The Conservative Party’s net loss of five London constituencies in Thursday’s general election has underlined what a sorry state it is in in the capital. Most of its defeats were half-expected or at least half-plausible. But to be unseated in Enfield Southgate and Kensington is damning. Even Boris Johnson is down to his last 5,000 votes. And they should take no consolation from their one gain of the night being Zac Goldsmith’s return in Richmond Park – his disgraceful mayoral bid last year has been a big contributor to Tory fortunes here continuing to plunge.
But the reverses suffered by Theresa May across the country provide London Conservatism with hope of rehabilitation. While their ranks contain plenty of eager Brexiters, notably on the London Assembly, there are respected Remainers too. The prime minister is weak, clinging to her premiership by fingernails already frayed and grubby thanks to her courting Northern Ireland’s hard-faced Democratic Unionists. She went to the country seeking the support of the slim Leave majority and failed. It confirms that there is no national mandate for a ruinous “hard Brexit”, which May, as a Remainer, presumably does not really believe in anyway. London certainly doesn’t want one. Our Tory Remainers in parliament must make their presence felt.

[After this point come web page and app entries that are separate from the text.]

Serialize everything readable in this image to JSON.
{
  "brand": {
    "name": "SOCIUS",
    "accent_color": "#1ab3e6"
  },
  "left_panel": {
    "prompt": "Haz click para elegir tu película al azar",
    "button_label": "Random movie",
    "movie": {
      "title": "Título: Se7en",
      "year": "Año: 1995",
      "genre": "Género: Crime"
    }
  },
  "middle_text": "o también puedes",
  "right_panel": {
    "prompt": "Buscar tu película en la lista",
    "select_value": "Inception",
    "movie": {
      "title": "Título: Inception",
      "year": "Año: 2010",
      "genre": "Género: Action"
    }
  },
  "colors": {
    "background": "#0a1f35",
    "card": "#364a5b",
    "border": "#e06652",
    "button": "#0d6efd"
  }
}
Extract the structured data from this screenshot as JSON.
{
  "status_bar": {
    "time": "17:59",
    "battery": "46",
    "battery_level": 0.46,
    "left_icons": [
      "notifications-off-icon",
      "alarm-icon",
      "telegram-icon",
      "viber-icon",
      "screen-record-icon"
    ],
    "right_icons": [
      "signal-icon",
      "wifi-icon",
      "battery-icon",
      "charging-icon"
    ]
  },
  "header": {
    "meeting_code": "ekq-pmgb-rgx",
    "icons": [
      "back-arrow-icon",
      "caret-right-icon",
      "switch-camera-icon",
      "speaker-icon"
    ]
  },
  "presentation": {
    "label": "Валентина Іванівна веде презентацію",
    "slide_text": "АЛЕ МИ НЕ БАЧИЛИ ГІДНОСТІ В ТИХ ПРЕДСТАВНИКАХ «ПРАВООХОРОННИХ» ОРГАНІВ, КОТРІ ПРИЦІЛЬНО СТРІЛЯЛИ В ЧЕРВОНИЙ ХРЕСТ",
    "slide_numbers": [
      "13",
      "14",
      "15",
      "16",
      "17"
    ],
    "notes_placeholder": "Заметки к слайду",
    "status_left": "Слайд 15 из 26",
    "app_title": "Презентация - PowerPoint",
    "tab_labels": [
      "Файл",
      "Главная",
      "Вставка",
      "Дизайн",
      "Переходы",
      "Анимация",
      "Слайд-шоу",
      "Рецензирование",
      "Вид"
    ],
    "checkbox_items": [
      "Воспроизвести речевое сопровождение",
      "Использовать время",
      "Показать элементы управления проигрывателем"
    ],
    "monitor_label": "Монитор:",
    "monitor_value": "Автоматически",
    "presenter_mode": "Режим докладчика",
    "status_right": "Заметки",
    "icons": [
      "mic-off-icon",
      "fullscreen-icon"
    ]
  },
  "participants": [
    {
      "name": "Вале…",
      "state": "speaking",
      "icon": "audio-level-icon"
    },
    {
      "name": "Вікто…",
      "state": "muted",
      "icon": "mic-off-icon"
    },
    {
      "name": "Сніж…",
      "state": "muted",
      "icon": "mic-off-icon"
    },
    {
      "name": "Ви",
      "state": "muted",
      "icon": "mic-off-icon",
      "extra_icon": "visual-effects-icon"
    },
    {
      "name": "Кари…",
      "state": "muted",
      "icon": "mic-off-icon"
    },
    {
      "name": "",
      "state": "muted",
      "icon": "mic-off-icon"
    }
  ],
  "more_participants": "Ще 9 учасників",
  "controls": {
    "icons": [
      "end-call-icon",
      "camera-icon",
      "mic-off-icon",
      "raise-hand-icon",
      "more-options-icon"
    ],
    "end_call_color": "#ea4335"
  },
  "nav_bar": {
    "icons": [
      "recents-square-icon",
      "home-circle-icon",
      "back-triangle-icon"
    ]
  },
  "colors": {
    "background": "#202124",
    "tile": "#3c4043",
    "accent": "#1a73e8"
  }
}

There are already some signs of this happening. Mark Field, MP for the Cities of London and Westminster, who made a nuanced and comprehensive case for Remain, has been quoted in support of the view that May must change her Brexit plans (whatever exactly they are): “It would be foolish not to have a pause. Other voices have their part to play.” Bob Neill, still solidly ensconced in Bromley and Chislehurst, has tweeted in support of the idea advanced by Armando Iannucci and taken up by other Tories that the main political parties should set aside their differences to negotiate the best Brexit deal. Neill is regarded as consensus politician – exactly the type the UK requires right now.
It’s far too soon to say how great the appetite is among London’s 21 Conservative MPs in the capital for pushing the PM for a Brexit that reflects the narrowness of the referendum margin. But Remainers far outnumbered Leavers among the 21 London Tory MPs left and the election has left no doubt that the capital is as a pro-Remain as ever, with prominent Leavers Theresa Villers and Iain Duncan Smith badly weakened and the eurosceptic Goldsmith crawling back by just 45 votes. Even Johnson, ever the opportunist and for whom sovereignty, rather than trading arrangements or immigration, was the key factor in his becoming the poster boy for Leave, might have some useful part to play.
The new Commons landscape is complex and treacherous. The PM’s instinct when under pressure, as so damagingly revealed during the election campaign, is to retreat to her bunker rather than reach out. But, for the sake of the country as well as their city, London’s Tory MPs must surely try to persuade her to think differently.